It is estimated that out of the 255 political parties that have formed and competed in national elections in Latin America since democratization, only 11 new parties have successfully consolidated. Why do so many parties embark on a process of construction but only a few of these come out successful? Although existing literature emphasizes the importance of organizational roots for party building success, we know very little about how parties grow through such organizations and what it is about these that facilitates or hinders party consolidation. This talk examines how the network structures of the social organizations that parties use to grow influence party building outcomes. I argue that three core properties of these organizations’ network structures—rootedness, reach, and resilience—constrain pathways to expansion and opportunities for successful consolidation. New political parties have to adapt to the strengths and weaknesses of these network structures. They do so by altering how they mobilize support and establish linkages to the citizenry. I argue that while some network structures do enable the formation and consolidation of programmatic parties, this is an unlikely outcome; instead, most network structures will undermine party building efforts and either facilitate the emergence of leader-centric and/or clientelistic parties or, alternatively, drive these efforts to collapse. In this talk, I examine this argument through an analysis of three competing party-building efforts among indigenous movements in Bolivia. I explore why the MAS-IPSP party was the only one that succeeded at establishing itself as a national party despite all three new parties having strong roots in indigenous organizations. The project draws from interview data gathered over three years of fieldwork in Bolivia and Peru, as well as from an original newspaper-based dataset that traces organizational ties in the Bolivian context. I show that the MAS-IPSP party succeeded in establishing itself as the indigenous party largely as a result of the network structures within which it originated. The study sheds light on the complex ways in which social organizations can aid party building projects while also, frequently, contributing to their collapse. 
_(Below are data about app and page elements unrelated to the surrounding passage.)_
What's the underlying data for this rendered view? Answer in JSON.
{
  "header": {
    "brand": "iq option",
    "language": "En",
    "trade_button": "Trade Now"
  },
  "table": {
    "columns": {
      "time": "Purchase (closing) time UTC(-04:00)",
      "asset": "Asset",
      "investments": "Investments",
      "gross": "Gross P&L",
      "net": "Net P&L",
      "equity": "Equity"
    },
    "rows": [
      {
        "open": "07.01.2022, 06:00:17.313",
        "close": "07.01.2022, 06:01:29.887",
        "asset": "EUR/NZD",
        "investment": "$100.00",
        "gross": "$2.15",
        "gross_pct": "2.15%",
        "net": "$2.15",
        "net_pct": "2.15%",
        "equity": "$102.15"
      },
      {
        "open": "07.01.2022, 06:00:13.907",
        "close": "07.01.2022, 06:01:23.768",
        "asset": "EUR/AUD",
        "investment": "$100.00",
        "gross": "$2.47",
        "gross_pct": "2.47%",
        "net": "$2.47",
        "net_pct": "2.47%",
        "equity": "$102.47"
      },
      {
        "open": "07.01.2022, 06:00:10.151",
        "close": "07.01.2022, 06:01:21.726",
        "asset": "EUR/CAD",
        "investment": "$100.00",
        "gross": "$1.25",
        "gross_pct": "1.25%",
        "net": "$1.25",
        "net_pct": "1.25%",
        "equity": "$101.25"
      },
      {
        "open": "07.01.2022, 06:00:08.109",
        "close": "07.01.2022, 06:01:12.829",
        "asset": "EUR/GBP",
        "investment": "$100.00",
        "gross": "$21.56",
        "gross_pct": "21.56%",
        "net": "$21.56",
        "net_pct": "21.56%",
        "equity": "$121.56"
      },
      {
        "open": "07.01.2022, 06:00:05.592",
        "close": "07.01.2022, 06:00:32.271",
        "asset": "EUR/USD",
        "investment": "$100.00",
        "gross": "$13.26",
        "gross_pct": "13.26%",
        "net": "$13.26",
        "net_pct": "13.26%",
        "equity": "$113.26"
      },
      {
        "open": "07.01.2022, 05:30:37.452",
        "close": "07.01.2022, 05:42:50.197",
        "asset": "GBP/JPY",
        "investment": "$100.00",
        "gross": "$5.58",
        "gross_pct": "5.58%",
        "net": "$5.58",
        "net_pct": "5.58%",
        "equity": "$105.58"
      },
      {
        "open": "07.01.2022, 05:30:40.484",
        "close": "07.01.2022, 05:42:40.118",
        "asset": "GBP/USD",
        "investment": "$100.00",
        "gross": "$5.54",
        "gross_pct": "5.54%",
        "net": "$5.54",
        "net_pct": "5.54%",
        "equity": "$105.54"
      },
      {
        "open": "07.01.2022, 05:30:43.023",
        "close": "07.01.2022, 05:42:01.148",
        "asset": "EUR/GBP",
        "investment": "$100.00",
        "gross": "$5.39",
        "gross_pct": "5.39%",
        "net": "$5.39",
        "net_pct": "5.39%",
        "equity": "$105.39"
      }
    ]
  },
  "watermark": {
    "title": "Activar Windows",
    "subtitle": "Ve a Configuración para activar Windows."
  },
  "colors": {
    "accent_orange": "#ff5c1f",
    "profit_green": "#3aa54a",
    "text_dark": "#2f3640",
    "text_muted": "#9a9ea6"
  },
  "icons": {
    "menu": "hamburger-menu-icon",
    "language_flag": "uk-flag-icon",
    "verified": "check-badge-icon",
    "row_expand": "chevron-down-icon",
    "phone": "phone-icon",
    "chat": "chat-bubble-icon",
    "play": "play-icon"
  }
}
Mariana Giusti-Rodríguez is an Assistant Professor at the Naval Postgraduate School in Monterey, CA. She holds a PhD from Cornell University. Her research focuses on race and ethnic politics, political parties, and social movements, with a particular focus on Latin America.